The bill, SB 27, aims to close a $6.2 billion gap between the Public Employees Retirement Association fund's assets and its unfunded liabilities over a 30-year period by increasing employee contributions to the plan and reducing benefits.
Public employees will see a reduction in annual cost-of-living adjustments for pension benefits from 3 percent to 2 percent and a 1.5-percent increase in their contributions to the fund.
Farmington officials said the phase-in period would help retain employees who otherwise might have retired.
"I commend the governor and the (association's) board for taking a serious approach to ensuring the long-term solvency of the (retirement) program," said City Manager Rob Mayes in a Friday phone interview.
City officials had been worried that the original plan to balance the pension fund would bring abrupt changes.
Potential consequences included the "forced retirement" of a number of city employees, including Police Chief Kyle Westall and much of the department's command, Mayes said in a December Daily-Times story.
Those fears have since subsided.
"The modifications made to the original, aggressive changes are much more palatable to the city and should mitigate the rule change forcing employees to retire prematurely," Mayes said.
The most substantial changes to the signed bill will affect new employees entering the workforce in the future, he said.
The city's finances, however, will take a hit.
A change in employer contribution means the city will have to raise its contribution to the fund by 0.4 percent, costing the city about $116,000 in the first year, Mayes said.
For Mayor Tommy Roberts, this additional financial obligation is cause for some concern.

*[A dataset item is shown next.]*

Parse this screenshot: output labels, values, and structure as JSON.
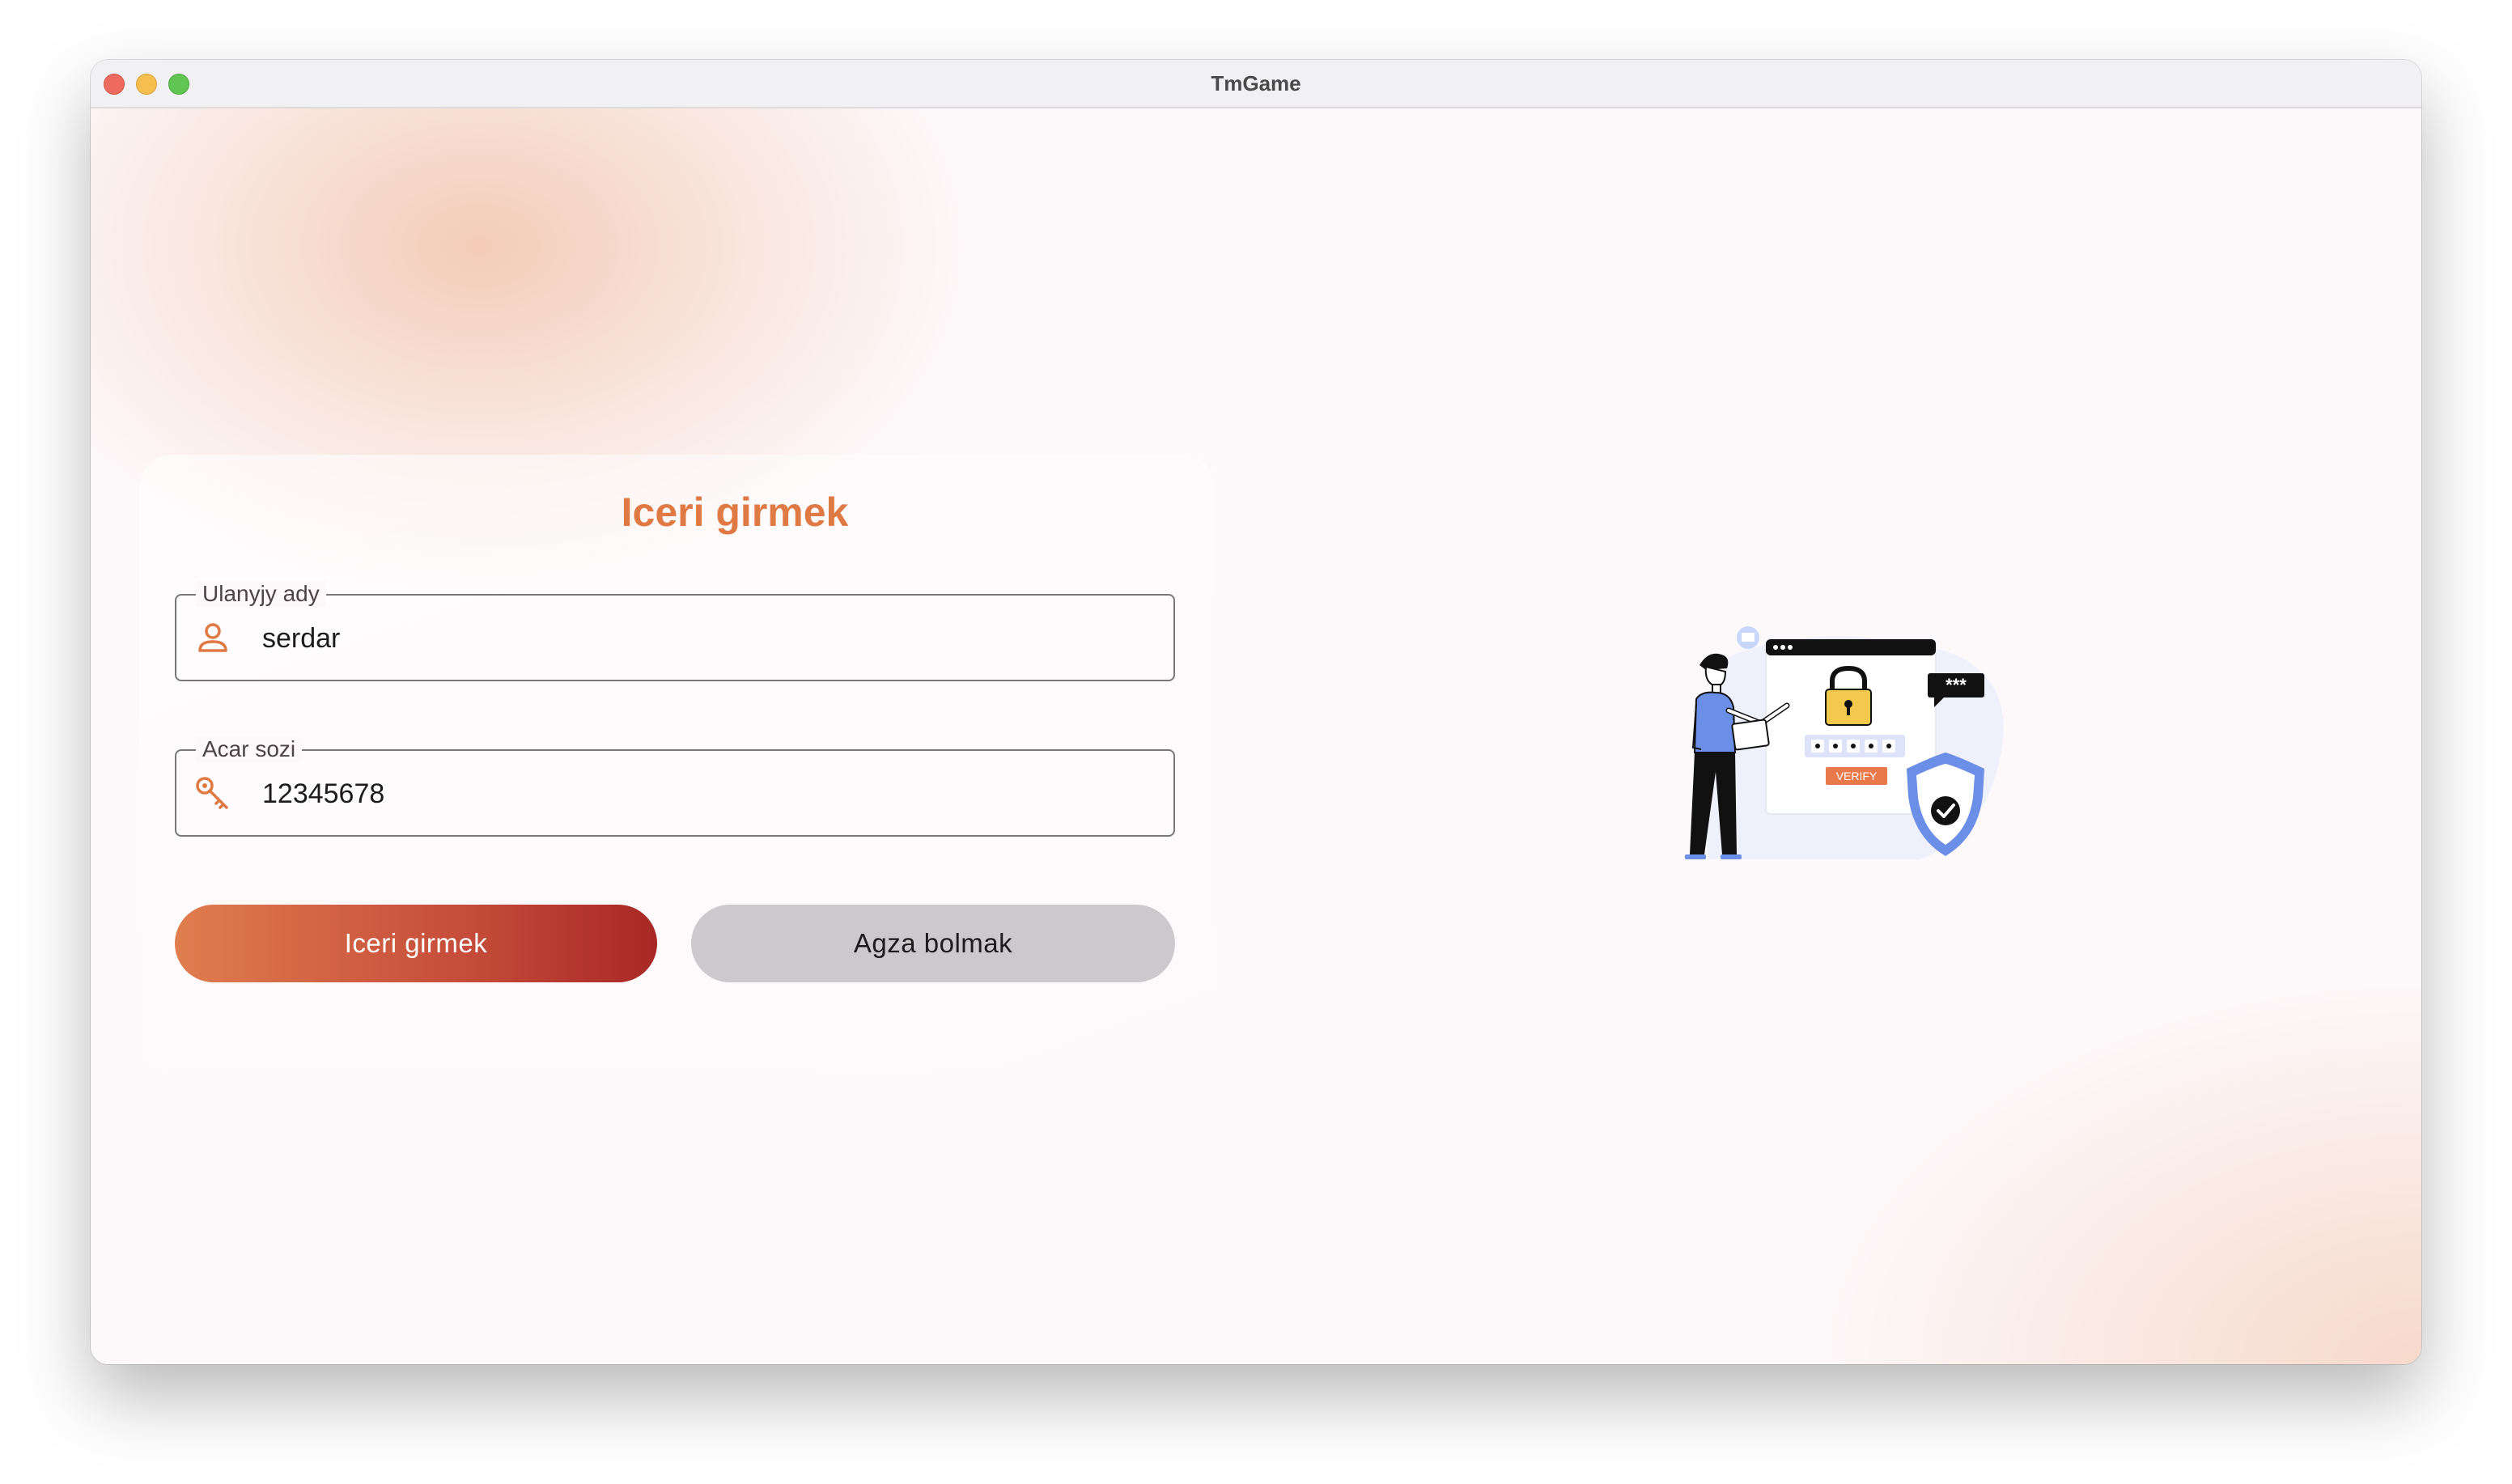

The city will now have to find a way to budget for the increased contribution while trying to close a $4.4 million budget deficit.
"Going forward, all of this is in an environment in which we're looking for ways to deal with the budget, but I believe we can address those issues," he said during a Friday phone interview. "I appreciate that the (association) fund statewide was in bad shape and needed some fixes."
For San Juan County Chief Executive Kim Carpenter, the changes to the pension fund may only provide a temporary fix.
"We've obviously got concerns because we have a good percentage of people eligible to retire," he said in a Friday phone interview. "People are going to have to do some math and decide whether it's worth it to stay."
Carpenter said that he will be eligible for retirement as well as a number of department heads and middle management personnel.
"Now it's phased in, which will help, but at the same time, the real black sheep is this 90-percent recovery of retirement (funds) after 30 years," he said.
If an employee waits to retire until they hit 30 years of employment, they will jump from collecting 80 percent of their income to collecting 90 percent.
"With the phase in and the chance for the 90 percent, people will probably wait," Carpenter said. "But either way, you're going to have an eventual (employee) fallout. The big thing is that people need to get educated. Don't take the (fund) for granted. Look at the governor's reforms. A lot of people get to retirement and realize that their take-home is not what they expected."
Public employees, however, should be thankful for the bill and its reforms, he said.
"I think we should be thankful that they're talking about pension reform and not pension termination," Carpenter said.